Sometimes you find yourself in the middle of nowhere, and sometimes in the middle of nowhere you find yourself.Author unknown
The Miracle Foundation was established on Mother’s Day in 2000, when Caroline Boudreaux was traveling in India and found herself face-to-face with orphaned children for the first time.
In her own words, this is Caroline’s story of her experience and why she chose to dedicate her life to empowering orphaned children to reach their full potential.
At age 28, I was an account executive at a TV station in Austin, Texas. I was making more money than I had ever dreamed of and had the material things that seemed to define success: a beautiful condo, new car and active social life. But even though from the outside it looked like I’d made it, I felt empty inside. I was sure there had to be more to life, but I didn’t have a clue what that was. I knew in my heart I had a bigger purpose that I wasn’t fulfilling.
It was about that time I decided to take a sabbatical from my job and life. My friend Chris Monheim and I came up with the crazy idea of taking a trip around the world and having the adventure of a lifetime. We pulled out a map of the world and began plotting our course. Chris insisted that one of the stops along the way had to be India; she had been sponsoring a young boy there and wanted to meet him.
In January 2000, we set out on our global journey. By May we had made our way to India and the small, rural village where Manus, her sponsored child, lived. Upon our arrival, we received a ceremonial welcome from the entire village. Chris was absolutely thrilled to meet Manus and see how her money had been helping him and his family. We would soon learn that Manus and his family were the lucky ones.
A few days later we were invited to dinner at the home of a local family. Nothing could have prepared us for what we were to encounter there. When we arrived, more than a hundred beautiful, hungry, smiling, parentless children greeted us. Our host, Damodar Sahoo, had taken in an orphan child nearly two decades before; over the years he had continued to take in children until his “family” numbered more than a hundred.
I had never seen an orphaned child before in my life. Every single one of them was vying for our attention, sometimes pushing each other out of the way for a hug from us or to touch our hands. It was overwhelming. They were the sweetest, saddest children I had ever seen. There were so many, and every single one was precious and perfect, desperately in need of love, attention—someone to care.

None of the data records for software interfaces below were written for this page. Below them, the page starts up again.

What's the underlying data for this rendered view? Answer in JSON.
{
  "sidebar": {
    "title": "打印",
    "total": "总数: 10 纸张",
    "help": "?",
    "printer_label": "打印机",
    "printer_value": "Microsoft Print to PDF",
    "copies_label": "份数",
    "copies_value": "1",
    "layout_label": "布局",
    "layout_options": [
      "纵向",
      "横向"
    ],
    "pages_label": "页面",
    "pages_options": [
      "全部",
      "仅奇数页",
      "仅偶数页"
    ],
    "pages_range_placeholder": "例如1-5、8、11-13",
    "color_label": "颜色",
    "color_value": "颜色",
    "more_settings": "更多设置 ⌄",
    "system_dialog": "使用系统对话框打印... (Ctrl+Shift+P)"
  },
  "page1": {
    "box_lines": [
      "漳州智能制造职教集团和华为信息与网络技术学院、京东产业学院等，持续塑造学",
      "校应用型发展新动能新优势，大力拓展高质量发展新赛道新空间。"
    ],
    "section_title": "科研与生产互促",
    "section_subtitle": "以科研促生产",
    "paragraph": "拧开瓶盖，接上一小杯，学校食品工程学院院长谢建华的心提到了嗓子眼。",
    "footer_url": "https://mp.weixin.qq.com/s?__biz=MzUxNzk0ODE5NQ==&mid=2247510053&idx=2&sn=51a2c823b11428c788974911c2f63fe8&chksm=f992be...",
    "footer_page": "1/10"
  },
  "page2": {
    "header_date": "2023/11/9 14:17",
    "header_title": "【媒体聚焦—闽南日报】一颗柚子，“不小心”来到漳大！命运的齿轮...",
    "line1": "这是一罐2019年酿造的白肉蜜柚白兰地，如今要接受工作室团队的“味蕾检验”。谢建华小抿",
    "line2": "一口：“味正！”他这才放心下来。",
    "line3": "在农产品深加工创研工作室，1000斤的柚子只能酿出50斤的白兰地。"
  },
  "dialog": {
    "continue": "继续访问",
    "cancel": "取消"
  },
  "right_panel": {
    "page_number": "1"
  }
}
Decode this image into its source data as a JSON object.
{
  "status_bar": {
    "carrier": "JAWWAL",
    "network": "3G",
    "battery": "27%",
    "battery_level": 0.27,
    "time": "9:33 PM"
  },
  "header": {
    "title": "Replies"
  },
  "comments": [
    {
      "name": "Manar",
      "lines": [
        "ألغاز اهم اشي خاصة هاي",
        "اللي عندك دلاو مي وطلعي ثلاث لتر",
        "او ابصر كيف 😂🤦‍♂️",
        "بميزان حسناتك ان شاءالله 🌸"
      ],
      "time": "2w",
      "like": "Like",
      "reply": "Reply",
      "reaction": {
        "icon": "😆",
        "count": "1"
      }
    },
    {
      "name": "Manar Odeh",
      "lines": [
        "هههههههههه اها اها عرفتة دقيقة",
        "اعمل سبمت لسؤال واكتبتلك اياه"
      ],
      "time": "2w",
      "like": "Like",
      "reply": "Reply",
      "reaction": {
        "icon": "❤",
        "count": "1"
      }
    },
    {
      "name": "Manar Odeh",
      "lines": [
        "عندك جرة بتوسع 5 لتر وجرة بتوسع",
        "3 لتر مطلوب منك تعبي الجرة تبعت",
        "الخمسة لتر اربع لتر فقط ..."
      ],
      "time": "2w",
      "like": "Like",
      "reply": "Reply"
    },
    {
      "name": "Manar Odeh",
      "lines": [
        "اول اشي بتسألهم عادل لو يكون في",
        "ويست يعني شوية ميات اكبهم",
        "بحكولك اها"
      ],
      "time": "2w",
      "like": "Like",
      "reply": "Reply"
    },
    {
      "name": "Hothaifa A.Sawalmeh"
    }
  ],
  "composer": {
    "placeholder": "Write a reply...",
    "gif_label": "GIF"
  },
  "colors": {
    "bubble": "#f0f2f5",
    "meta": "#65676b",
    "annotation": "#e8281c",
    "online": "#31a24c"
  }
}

A little girl named Sheebani came and put her head on my knee. When I picked her up, she literally pushed her body into mine, in an attempt to get the affection she lacked. I sang her a lullaby and rocked her to sleep. I went upstairs to put her into her crib, and was shocked to see that there wasn’t one. Instead, the room was filled with hard, wooden-slatted beds. No mattresses, just wooden beds that reminded me of a concentration camp.

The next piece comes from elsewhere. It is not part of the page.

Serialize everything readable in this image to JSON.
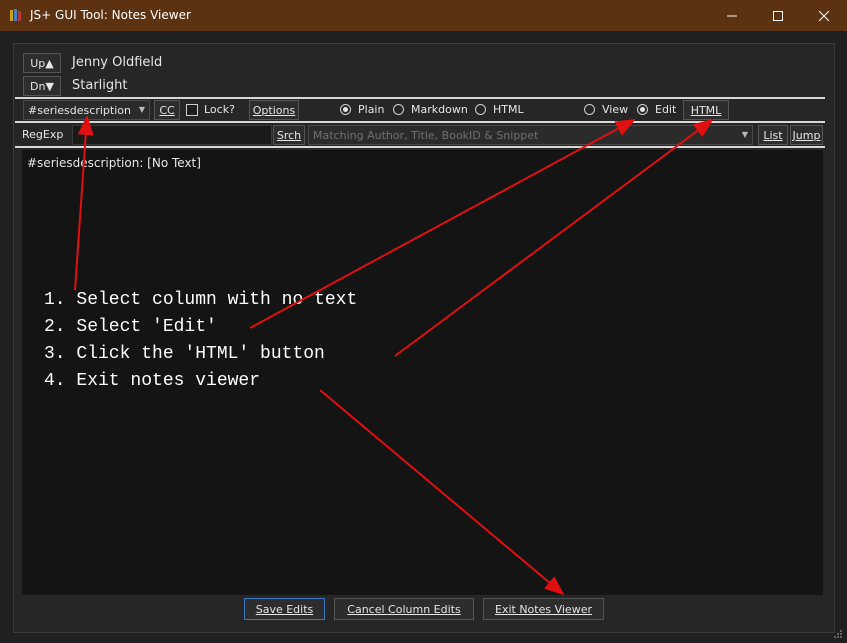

I gently laid Sheebani down, but when I heard that baby’s bones hit the board, I broke. I couldn’t believe it that any child had to live like this. Here I was, traveling around the world without a care, and these children were going to bed hungry and lonely every night, on hard wooden beds. I was angry, hurt, and embarrassed.
How many more were there? Where were their parents? How could we possibly help? How could we not?
The day was auspicious — it was Mother’s Day in the U.S. Right at that moment, I decided I had to do something about these children. I simply could not go on with my life as if they didn’t exist. I prayed that others would help me.
The idea for The Miracle Foundation was born that day. A few months later I filed the paperwork and my tiny, start-up nonprofit became official. Donors and sponsors stepped up immediately in order to help these vulnerable children. Miraculously, people of all ages, from all walks of life, and from all socio-economic backgrounds have joined us in this journey over the years. Hundreds have come to India to meet the children we support, and many more have become sponsors and are financially committed to our work. We’re appropriately named.
Today we get to transform the lives of hundreds of orphan children.
- We nurture and empower orphan children and their caregivers,
- Strengthen operational processes and systems, and
- Turn orphanages into homes where children thrive.
I thank you for reading about our work and our accomplishments. I hope you’ll be inspired to join this amazing movement. I know your support will change the children’s lives, but I think you’ll find it will change yours as well.”